If Americans wanted to make their government more responsible, they would force congressmen to put all their wealth in U.S. dollar bonds…and serve in every war they start. How long would American troops remain in Baghdad, we wonder, if each member of Congress were forced to serve a tour of duty there?
Our general rule works for investments too. The further you get away from them… and the less you suffer the consequences… the worse your investments will be. That’s why ‘collective’ investments are usually so bad. The investor himself does not take the responsibility for making decisions – removing him entirely from the facts – and managers do not suffer the consequences. These investments – index-linked funds, mutual funds, hedge funds – are just ways of being ‘in The Market,’ – not ways of making serious investments. And since the rate of returns you will get are always reduced by the managers’ fees, you’ll always – over time and on the average – get less than the market itself. And as we pointed out, getting ‘The Market’ is not getting much. Stocks go up and down. You go through a complete cycle – paying fees, taxes, commissions and adjusting for inflation – and you are usually about where you began.
Hedge-funds are a special case. Their ‘I win, You lose’ fee structures are so aggressive that the average hedge fund investor is almost bound to lose money. Even when the fund makes money, the manager takes a large chunk of the winnings. And, of course, when it loses money, he takes none of the losses. Since the average fund is likely to get average results, the average fund investor is likely to end up with less – not more – money.
Felix Dennis, publisher of Maxim magazine among other things, has a house on St. Barts. The luxury island is a playground for the rich and famous. Felix says that when he got to know his neighbors, he found that they were almost all hedge fund managers. ‘Where are the hedge fund customers?’ he wanted to know.”
Ater we made this speech, our old friend, John Mauldin came up and corrected us:
“You’re all wrong about hedge funds,” said he. “Some of them do make a lot of money. But they’re like stocks. The best ones are not available to you. And as you pointed out, you would have to work pretty hard to find the ones that will do well.

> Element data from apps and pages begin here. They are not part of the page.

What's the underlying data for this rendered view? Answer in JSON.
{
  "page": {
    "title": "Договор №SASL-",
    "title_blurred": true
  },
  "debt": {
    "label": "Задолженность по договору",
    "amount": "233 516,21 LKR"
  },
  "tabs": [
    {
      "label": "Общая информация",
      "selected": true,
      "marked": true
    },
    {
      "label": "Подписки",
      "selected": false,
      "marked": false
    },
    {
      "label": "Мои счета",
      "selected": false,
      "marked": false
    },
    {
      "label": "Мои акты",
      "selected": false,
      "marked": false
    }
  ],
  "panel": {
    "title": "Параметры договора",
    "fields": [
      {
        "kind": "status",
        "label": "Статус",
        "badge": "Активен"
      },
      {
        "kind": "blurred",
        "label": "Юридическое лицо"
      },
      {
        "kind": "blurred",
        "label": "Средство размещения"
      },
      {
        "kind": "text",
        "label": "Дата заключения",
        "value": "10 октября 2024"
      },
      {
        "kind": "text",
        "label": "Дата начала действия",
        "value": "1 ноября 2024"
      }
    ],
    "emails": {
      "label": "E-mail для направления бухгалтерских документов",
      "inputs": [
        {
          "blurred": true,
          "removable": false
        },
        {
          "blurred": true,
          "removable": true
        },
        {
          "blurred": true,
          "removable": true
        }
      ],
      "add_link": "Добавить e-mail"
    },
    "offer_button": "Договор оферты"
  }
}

The average hedge fund is no different from the average stock. On a good day, it will probably lose money for its owners. On a bad one, it will wipe them out.”
Markets and Money